How do you describe your work?

[trx_infobox style=”regular” closeable=”no” icon=”icon-desktop”]Visit our website to learn more about IIL’s P3O certification courses. [/trx_infobox]

Alan Ferguson is a consultant and trainer in Agile Project Management, PRINCE2, MSP, P30, M_o_R, MoP and Project, Programme and Portfolio Management with hands on knowledge of managing in governmental, IT and engineering fields as well as extensive experience in training, consulting and coaching.


Do You Feel Lucky?

By Alan Ferguson – Approved Trainer for PRINCE2®, MSP®, M_o_R®, MoP®, P3O®, Change Management™, Managing Benefits™, AgilePM™, APM IC & APMP

Mature risk management is about culture as well as process.

In the 1971 movie, Dirty Harry, Clint Eastwood says the following lines:

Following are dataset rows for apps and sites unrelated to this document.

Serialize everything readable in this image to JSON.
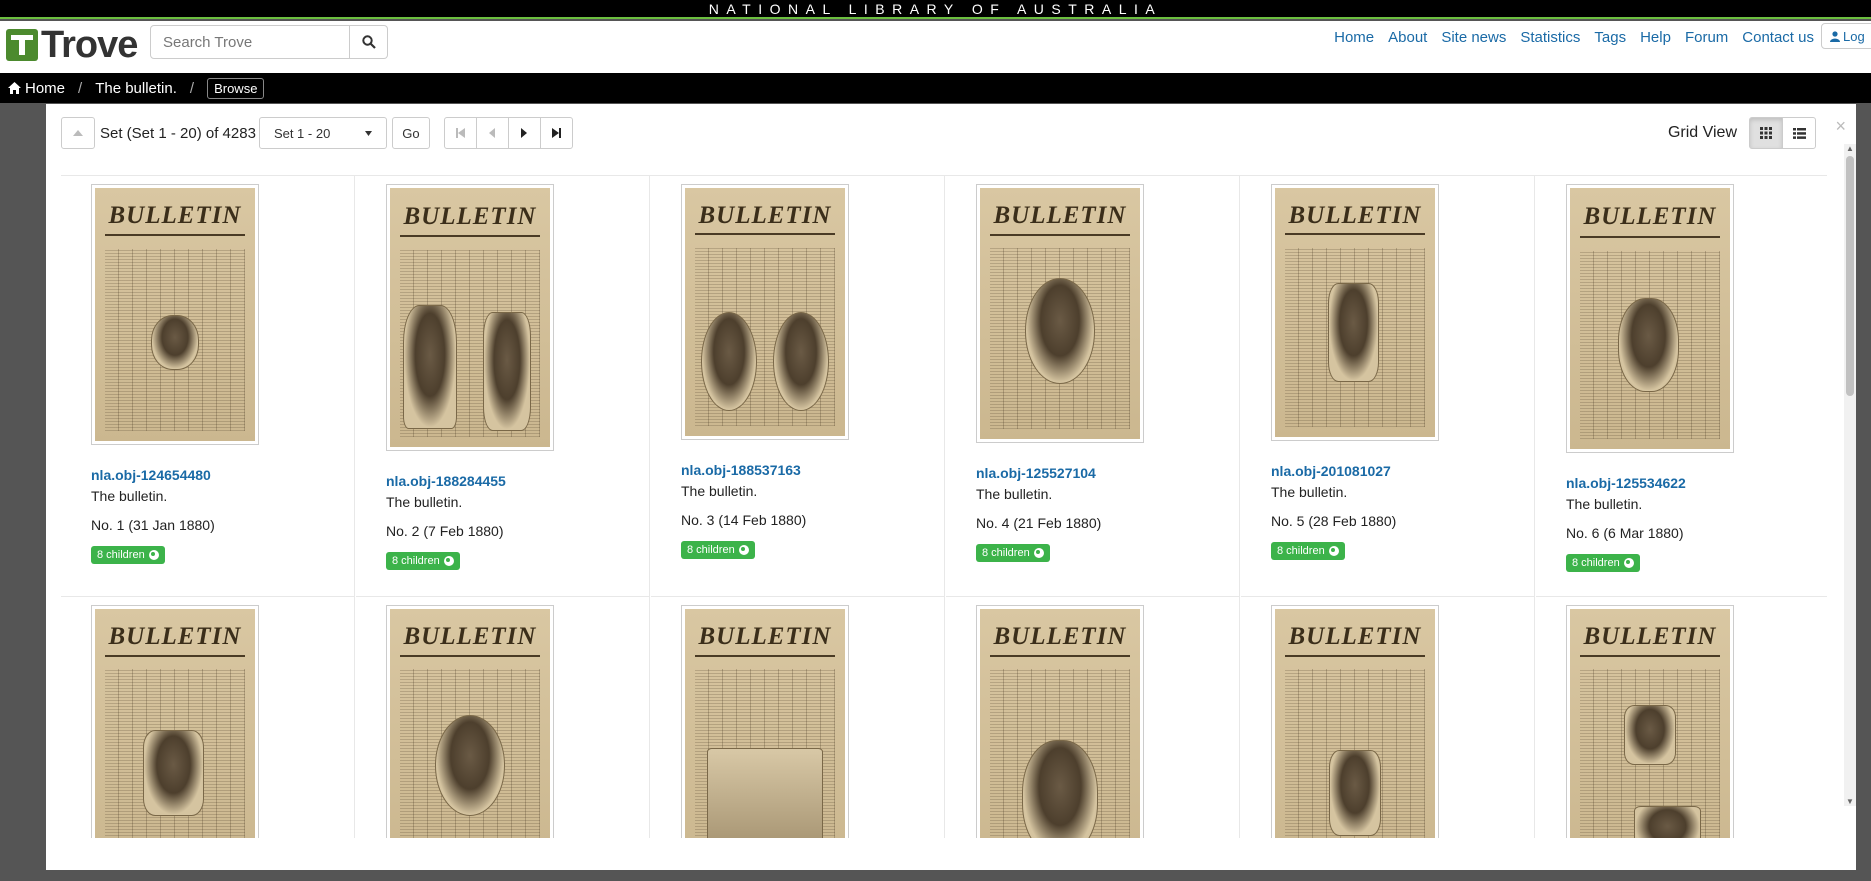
{
  "banner": "NATIONAL LIBRARY OF AUSTRALIA",
  "header": {
    "logo_text": "Trove",
    "search_placeholder": "Search Trove",
    "nav": [
      "Home",
      "About",
      "Site news",
      "Statistics",
      "Tags",
      "Help",
      "Forum",
      "Contact us"
    ],
    "login_label": "Log"
  },
  "breadcrumb": {
    "home": "Home",
    "item": "The bulletin.",
    "current": "Browse"
  },
  "toolbar": {
    "set_text": "Set (Set 1 - 20) of 4283",
    "set_select": "Set 1 - 20",
    "go_label": "Go",
    "view_label": "Grid View"
  },
  "items": [
    {
      "id": "nla.obj-124654480",
      "title": "The bulletin.",
      "no": "No. 1 (31 Jan 1880)",
      "children": "8 children"
    },
    {
      "id": "nla.obj-188284455",
      "title": "The bulletin.",
      "no": "No. 2 (7 Feb 1880)",
      "children": "8 children"
    },
    {
      "id": "nla.obj-188537163",
      "title": "The bulletin.",
      "no": "No. 3 (14 Feb 1880)",
      "children": "8 children"
    },
    {
      "id": "nla.obj-125527104",
      "title": "The bulletin.",
      "no": "No. 4 (21 Feb 1880)",
      "children": "8 children"
    },
    {
      "id": "nla.obj-201081027",
      "title": "The bulletin.",
      "no": "No. 5 (28 Feb 1880)",
      "children": "8 children"
    },
    {
      "id": "nla.obj-125534622",
      "title": "The bulletin.",
      "no": "No. 6 (6 Mar 1880)",
      "children": "8 children"
    }
  ],
  "masthead_text": "BULLETIN"
}
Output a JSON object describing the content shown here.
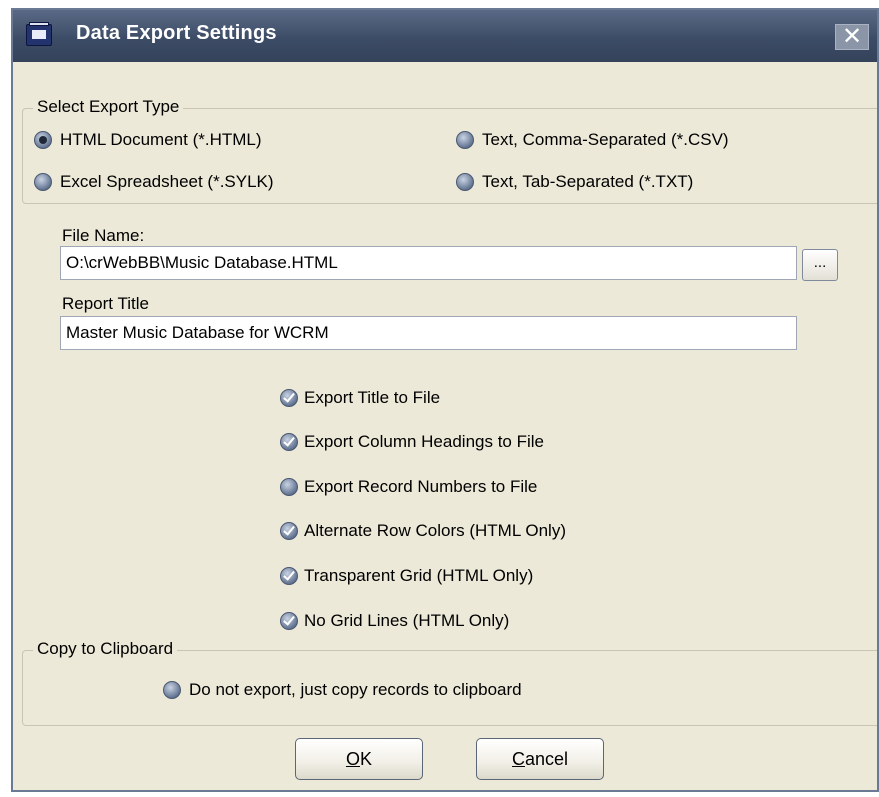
{
  "window": {
    "title": "Data Export Settings",
    "close_glyph": "✕",
    "app_icon": "app-window-icon"
  },
  "export_type": {
    "legend": "Select Export Type",
    "options": [
      {
        "label": "HTML Document (*.HTML)",
        "selected": true
      },
      {
        "label": "Text, Comma-Separated (*.CSV)",
        "selected": false
      },
      {
        "label": "Excel Spreadsheet (*.SYLK)",
        "selected": false
      },
      {
        "label": "Text, Tab-Separated (*.TXT)",
        "selected": false
      }
    ]
  },
  "file_name": {
    "label": "File Name:",
    "value": "O:\\crWebBB\\Music Database.HTML",
    "browse_label": "..."
  },
  "report_title": {
    "label": "Report Title",
    "value": "Master Music Database for WCRM"
  },
  "options": [
    {
      "label": "Export Title to File",
      "checked": true
    },
    {
      "label": "Export Column Headings to File",
      "checked": true
    },
    {
      "label": "Export Record Numbers to File",
      "checked": false
    },
    {
      "label": "Alternate Row Colors (HTML Only)",
      "checked": true
    },
    {
      "label": "Transparent Grid (HTML Only)",
      "checked": true
    },
    {
      "label": "No Grid Lines (HTML Only)",
      "checked": true
    }
  ],
  "clipboard": {
    "legend": "Copy to Clipboard",
    "option_label": "Do not export, just copy records to clipboard",
    "selected": false
  },
  "buttons": {
    "ok_mnemonic": "O",
    "ok_rest": "K",
    "cancel_mnemonic": "C",
    "cancel_rest": "ancel"
  },
  "colors": {
    "dialog_bg": "#ece9d8",
    "titlebar": "#3d4c66",
    "radio": "#5c6e8c"
  }
}
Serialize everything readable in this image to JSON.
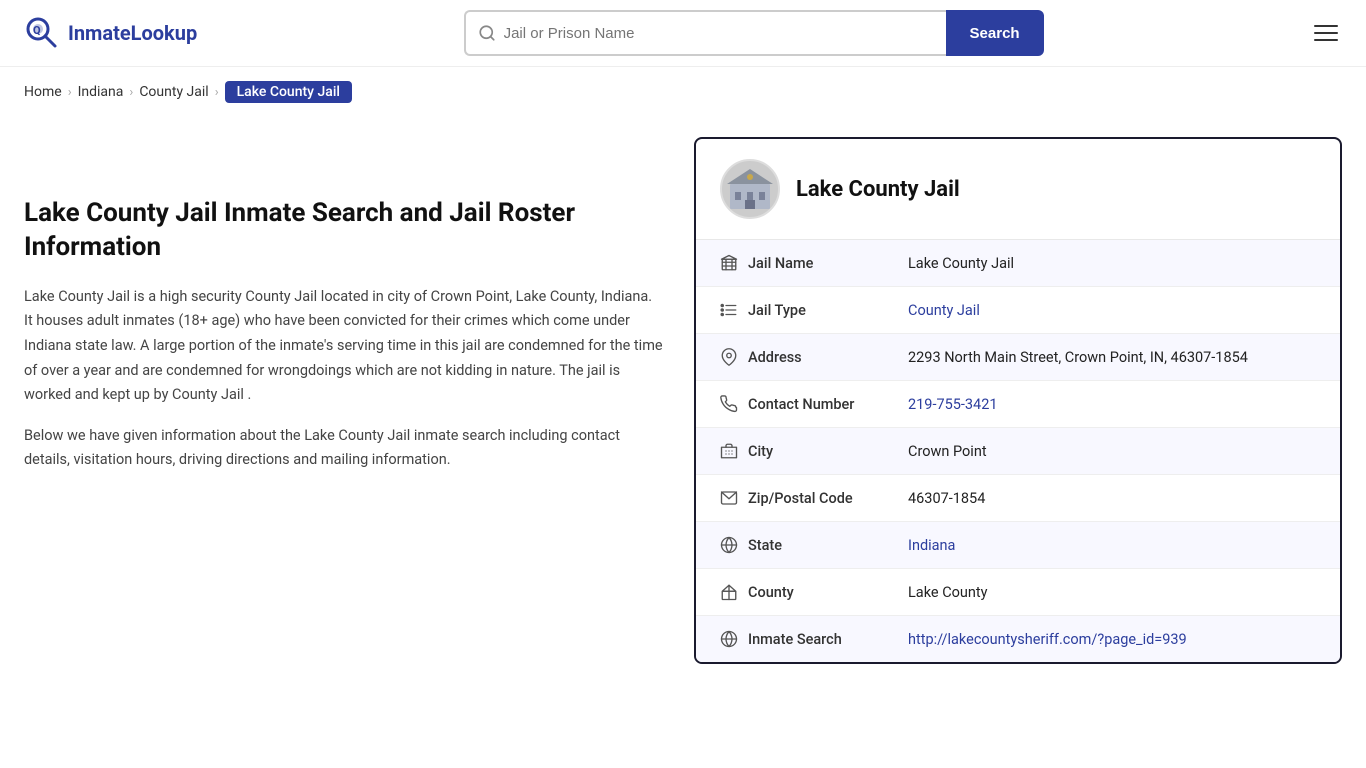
{
  "header": {
    "logo_text": "InmateLookup",
    "search_placeholder": "Jail or Prison Name",
    "search_button_label": "Search"
  },
  "breadcrumb": {
    "home": "Home",
    "indiana": "Indiana",
    "county_jail": "County Jail",
    "current": "Lake County Jail"
  },
  "left": {
    "heading": "Lake County Jail Inmate Search and Jail Roster Information",
    "description1": "Lake County Jail is a high security County Jail located in city of Crown Point, Lake County, Indiana. It houses adult inmates (18+ age) who have been convicted for their crimes which come under Indiana state law. A large portion of the inmate's serving time in this jail are condemned for the time of over a year and are condemned for wrongdoings which are not kidding in nature. The jail is worked and kept up by County Jail .",
    "description2": "Below we have given information about the Lake County Jail inmate search including contact details, visitation hours, driving directions and mailing information."
  },
  "card": {
    "jail_name_header": "Lake County Jail",
    "rows": [
      {
        "icon": "building-icon",
        "label": "Jail Name",
        "value": "Lake County Jail",
        "link": null
      },
      {
        "icon": "list-icon",
        "label": "Jail Type",
        "value": "County Jail",
        "link": "#"
      },
      {
        "icon": "location-icon",
        "label": "Address",
        "value": "2293 North Main Street, Crown Point, IN, 46307-1854",
        "link": null
      },
      {
        "icon": "phone-icon",
        "label": "Contact Number",
        "value": "219-755-3421",
        "link": "tel:219-755-3421"
      },
      {
        "icon": "city-icon",
        "label": "City",
        "value": "Crown Point",
        "link": null
      },
      {
        "icon": "mail-icon",
        "label": "Zip/Postal Code",
        "value": "46307-1854",
        "link": null
      },
      {
        "icon": "globe-icon",
        "label": "State",
        "value": "Indiana",
        "link": "#"
      },
      {
        "icon": "flag-icon",
        "label": "County",
        "value": "Lake County",
        "link": null
      },
      {
        "icon": "search-globe-icon",
        "label": "Inmate Search",
        "value": "http://lakecountysheriff.com/?page_id=939",
        "link": "http://lakecountysheriff.com/?page_id=939"
      }
    ]
  }
}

“Uh uh. I know what you’re thinking. ‘Did he fire six shots or only five?’ Well to tell you the truth in all this excitement I kinda lost track myself. But being this is a .44 Magnum, the most powerful handgun in the world and would blow your head clean off, you’ve gotta ask yourself one question: ‘Do I feel lucky?’ Well, do ya, punk?”

Although this is a rather violent film, this is a perfect illustration of risk appetite. When the police officer, Harry Callahan, asked the bad guy if he felt lucky, he was only assessing that individual’s risk appetite.

So what’s your risk appetite? Are you risk averse – avoiding risks if at all possible? Or you could be risk seeking – looking for risks, thrills, when they are available. Then of course the balance in the middle would be risk neutral.

Now it’s interesting to think about one’s personal risk appetite but the concept also applies to an organization. Risk appetite can be defined as ‘the amount and type of risk that an organization is willing to take in order to meet their strategic objectives.’

Like everything else there are stereotypes – the risk averse local authority that goes from striving to provide us with services reliably, every day to failing to innovate or the financial institution that goes from sensible speculation to taking unwarranted investment risks.

When implementing, assessing, or improving risk management across an organization we can all too easily focus on the process. We put in place more precise guidance or more sophisticated risk management tools.

We often overlook the culture of risk management.

We fail to properly understand the organization’s risk appetite. Very often the organization’s risk appetite is either not written down, or if it is written down the words on paper do not truly reflect the behaviors of the people in the organization. We need to understand the organization’s risk appetite and reflect it in the way the organization manages risk.

But I think you can take this discussion a little further. If we’re talking about changing an organization’s behaviors, its culture, then we are moving into the world of change management. We can’t simply alter behaviors across your organization by publishing a new set of procedures, guidelines, or standards. If the organization is resistant to change, it is likely to have a low risk appetite. This type of organization has a very deep-seated reluctance to change.

I can play this linkage in both directions. If as a change manager, I see there is a risk averse culture, then I’m going to have to work more slowly, carefully, and sensitively on my change management initiatives.

On the other hand if as a risk manager I see that there is a low risk appetite, then I may have to use change management techniques in order to improve risk management in the organization.